The topography within 2 miles of Whitehorse contains significant variations in elevation, with a maximum elevation change of 512 feet, and an average elevation above sea level of 2,248 feet. Within 10 miles contains extreme variations in elevation (3,806 feet). Within 50 miles also contains extreme variations in elevation (5,981 feet).
The area within 2 miles of Whitehorse is covered by trees (38%), sparse vegetation (33%), and shrubs (13%), within 10 miles by trees (75%) and shrubs (12%), and within 50 miles by trees (58%) and shrubs (15%).
This report illustrates the typical weather in Whitehorse, based on a statistical analysis of historical hourly weather reports and model reconstructions from January 1, 1980 to December 31, 2016.
Temperature and Dew Point
There are 2 weather stations near enough to contribute to our estimation of the temperature and dew point in Whitehorse.
For each station, the records are corrected for the elevation difference between that station and Whitehorse according to the International Standard Atmosphere , and by the relative change present in the MERRA-2 satellite-era reanalysis between the two locations.
The estimated value at Whitehorse is computed as the weighted average of the individual contributions from each station, with weights proportional to the inverse of the distance between Whitehorse and a given station.
All data relating to the Sun's position (e.g., sunrise and sunset) are computed using astronomical formulas from the book, Astronomical Tables of the Sun, Moon and Planets , by Jean Meeus.

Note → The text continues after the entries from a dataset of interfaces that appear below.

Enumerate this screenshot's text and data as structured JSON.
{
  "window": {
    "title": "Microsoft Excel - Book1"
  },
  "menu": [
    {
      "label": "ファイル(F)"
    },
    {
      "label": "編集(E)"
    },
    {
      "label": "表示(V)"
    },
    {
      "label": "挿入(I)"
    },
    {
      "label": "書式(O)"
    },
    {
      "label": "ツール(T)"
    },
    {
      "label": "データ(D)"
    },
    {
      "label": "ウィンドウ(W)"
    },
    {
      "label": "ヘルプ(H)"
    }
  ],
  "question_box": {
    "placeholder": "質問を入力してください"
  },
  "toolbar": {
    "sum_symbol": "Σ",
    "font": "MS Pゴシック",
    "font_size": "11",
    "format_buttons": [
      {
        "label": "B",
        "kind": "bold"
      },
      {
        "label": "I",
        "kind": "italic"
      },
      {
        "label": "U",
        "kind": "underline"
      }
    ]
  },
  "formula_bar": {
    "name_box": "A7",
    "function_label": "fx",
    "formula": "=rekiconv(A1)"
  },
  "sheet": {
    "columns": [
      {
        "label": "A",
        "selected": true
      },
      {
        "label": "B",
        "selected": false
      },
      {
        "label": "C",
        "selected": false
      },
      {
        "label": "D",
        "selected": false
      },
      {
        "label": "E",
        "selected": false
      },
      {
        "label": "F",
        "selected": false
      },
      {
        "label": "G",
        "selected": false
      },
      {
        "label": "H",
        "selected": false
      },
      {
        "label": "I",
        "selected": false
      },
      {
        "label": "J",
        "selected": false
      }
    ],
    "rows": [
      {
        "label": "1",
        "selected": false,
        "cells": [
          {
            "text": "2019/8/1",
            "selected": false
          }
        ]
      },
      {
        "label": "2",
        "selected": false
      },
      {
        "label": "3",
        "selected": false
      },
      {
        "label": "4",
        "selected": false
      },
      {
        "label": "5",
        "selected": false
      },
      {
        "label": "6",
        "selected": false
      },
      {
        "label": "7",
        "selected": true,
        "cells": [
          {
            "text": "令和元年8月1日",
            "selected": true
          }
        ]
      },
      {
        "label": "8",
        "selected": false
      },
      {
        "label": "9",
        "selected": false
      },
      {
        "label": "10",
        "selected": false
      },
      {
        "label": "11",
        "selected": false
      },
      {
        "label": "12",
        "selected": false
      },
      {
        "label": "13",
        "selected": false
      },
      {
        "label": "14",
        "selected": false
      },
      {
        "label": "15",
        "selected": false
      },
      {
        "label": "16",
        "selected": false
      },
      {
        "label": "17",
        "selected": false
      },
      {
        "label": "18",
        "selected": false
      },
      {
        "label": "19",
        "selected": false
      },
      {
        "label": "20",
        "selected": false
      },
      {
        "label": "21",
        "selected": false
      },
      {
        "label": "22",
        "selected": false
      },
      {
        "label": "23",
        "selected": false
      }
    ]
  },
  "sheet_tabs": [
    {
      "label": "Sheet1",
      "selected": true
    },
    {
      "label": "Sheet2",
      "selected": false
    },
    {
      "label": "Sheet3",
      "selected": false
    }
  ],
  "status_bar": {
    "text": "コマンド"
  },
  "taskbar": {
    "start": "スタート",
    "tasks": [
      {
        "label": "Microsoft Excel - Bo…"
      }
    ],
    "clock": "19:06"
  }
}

All other weather data, including cloud cover, precipitation, wind speed and direction, and solar flux, come from NASA's MERRA-2 Modern-Era Retrospective Analysis . This reanalysis combines a variety of wide-area measurements in a state-of-the-art global meteorological model to reconstruct the hourly history of weather throughout the world on a 50-kilometer grid.
Land Use data comes from the Global Land Cover SHARE database , published by the Food and Agriculture Organization of the United Nations.
Elevation data comes from the Shuttle Radar Topography Mission (SRTM) , published by NASA's Jet Propulsion Laboratory.
Names, locations, and time zones of places and some airports come from the GeoNames Geographical Database .
Time zones for aiports and weather stations are provided by AskGeo.com .